Doubts about Abe’s policies persist even though his ruling bloc won big in terms of the number of seats. Many voters felt they had no other option, given memories of the main opposition Democratic Party’s rocky 2009-2012 rule. Others stayed home.
Surveys show many Japanese voters are wary of changing the constitution’s war-renouncing Article 9, which advocates see as the source of Japan’s post-war peace and democracy. Conservatives see it as a symbol of humiliating defeat.
If taken literally, Article 9 bans the maintenance of armed forces. Successive governments have interpreted it to allow a military for self-defence, a concept Abe last year stretched to allow Japan’s military to aid friendly nations under attack.
Formal revision of Article 9 would likely be largely symbolic - though nonetheless historic.
Convincing the Komeito party, the dovish junior partner in Abe’s LDP-led coalition, to agree would be challenging. The pro-revision camp might therefore tackle another amendment first.

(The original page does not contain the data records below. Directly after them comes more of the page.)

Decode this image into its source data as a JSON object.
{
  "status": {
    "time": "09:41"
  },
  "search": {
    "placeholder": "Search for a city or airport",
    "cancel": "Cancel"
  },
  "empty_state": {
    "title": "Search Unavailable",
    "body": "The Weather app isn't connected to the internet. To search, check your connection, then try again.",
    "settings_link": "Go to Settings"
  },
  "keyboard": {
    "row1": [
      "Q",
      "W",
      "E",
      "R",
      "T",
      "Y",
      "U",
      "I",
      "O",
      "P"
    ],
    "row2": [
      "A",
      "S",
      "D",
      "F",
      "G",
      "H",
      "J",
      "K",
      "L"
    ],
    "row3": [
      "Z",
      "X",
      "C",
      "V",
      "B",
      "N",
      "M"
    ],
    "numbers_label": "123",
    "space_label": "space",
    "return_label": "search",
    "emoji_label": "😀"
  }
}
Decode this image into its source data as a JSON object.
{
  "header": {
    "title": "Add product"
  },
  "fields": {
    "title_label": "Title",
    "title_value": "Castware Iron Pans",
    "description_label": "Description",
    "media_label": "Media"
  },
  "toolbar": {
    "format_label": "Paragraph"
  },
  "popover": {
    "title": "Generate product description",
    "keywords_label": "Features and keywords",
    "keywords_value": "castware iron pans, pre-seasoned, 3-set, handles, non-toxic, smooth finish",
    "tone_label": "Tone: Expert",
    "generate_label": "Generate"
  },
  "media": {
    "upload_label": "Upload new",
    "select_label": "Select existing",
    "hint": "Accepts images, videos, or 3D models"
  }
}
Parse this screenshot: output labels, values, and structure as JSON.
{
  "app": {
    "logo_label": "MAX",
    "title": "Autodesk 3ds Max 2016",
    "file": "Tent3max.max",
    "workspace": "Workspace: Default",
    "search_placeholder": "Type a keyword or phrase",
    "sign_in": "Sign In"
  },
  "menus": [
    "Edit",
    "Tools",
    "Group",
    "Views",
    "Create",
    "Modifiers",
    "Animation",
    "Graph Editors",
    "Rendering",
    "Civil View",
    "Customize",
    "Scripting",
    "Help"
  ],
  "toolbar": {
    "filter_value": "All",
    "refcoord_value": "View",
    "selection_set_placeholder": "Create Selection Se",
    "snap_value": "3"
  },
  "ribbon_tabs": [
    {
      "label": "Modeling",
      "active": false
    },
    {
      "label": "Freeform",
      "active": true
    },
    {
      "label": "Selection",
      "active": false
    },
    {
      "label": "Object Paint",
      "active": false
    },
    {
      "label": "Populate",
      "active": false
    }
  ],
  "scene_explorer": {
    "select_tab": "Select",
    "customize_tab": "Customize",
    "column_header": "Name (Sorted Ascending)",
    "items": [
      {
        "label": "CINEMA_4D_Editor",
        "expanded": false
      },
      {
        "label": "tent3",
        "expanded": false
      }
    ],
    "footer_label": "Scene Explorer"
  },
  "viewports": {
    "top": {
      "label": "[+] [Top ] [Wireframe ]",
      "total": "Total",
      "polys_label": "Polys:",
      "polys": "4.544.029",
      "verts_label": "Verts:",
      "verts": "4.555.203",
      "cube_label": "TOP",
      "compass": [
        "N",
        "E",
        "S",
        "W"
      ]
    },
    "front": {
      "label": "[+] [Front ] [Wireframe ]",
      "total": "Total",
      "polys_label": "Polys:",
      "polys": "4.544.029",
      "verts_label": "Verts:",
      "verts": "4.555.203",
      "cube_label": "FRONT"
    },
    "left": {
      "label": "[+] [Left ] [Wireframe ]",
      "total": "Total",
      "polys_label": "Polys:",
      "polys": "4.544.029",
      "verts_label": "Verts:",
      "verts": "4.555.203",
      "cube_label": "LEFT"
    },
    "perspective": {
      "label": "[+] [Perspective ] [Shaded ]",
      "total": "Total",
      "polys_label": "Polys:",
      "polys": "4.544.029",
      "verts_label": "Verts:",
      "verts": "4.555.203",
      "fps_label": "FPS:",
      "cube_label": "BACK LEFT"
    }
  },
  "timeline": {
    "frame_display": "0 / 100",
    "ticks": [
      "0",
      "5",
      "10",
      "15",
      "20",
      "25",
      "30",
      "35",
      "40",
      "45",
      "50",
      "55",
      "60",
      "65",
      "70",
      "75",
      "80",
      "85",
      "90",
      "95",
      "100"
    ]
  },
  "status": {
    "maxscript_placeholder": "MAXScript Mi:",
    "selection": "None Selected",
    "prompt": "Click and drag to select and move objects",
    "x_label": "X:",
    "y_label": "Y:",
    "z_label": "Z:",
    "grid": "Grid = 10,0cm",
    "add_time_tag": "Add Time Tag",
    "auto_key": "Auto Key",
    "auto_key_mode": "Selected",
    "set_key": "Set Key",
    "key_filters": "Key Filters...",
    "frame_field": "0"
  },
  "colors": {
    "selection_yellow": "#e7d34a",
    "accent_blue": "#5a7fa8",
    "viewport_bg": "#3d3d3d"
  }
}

One possibility is a clause giving the government more power in a national emergency, a move critics say would curtail civil rights.
Another option, floated by the Komeito, would be to add an environmental protection clause. That less contentious step would nonetheless break the political taboo on revision.
It is unclear whether that would satisfy Abe’s political base.
“Conservatives see the constitution as emasculating the nation,” said Jeffrey Kingston, director of Asian studies at Temple University in Tokyo.
“If I’m in his camp, I’m thinking, this may be my best shot.”
Additional reporting by Kyodo and Bloomberg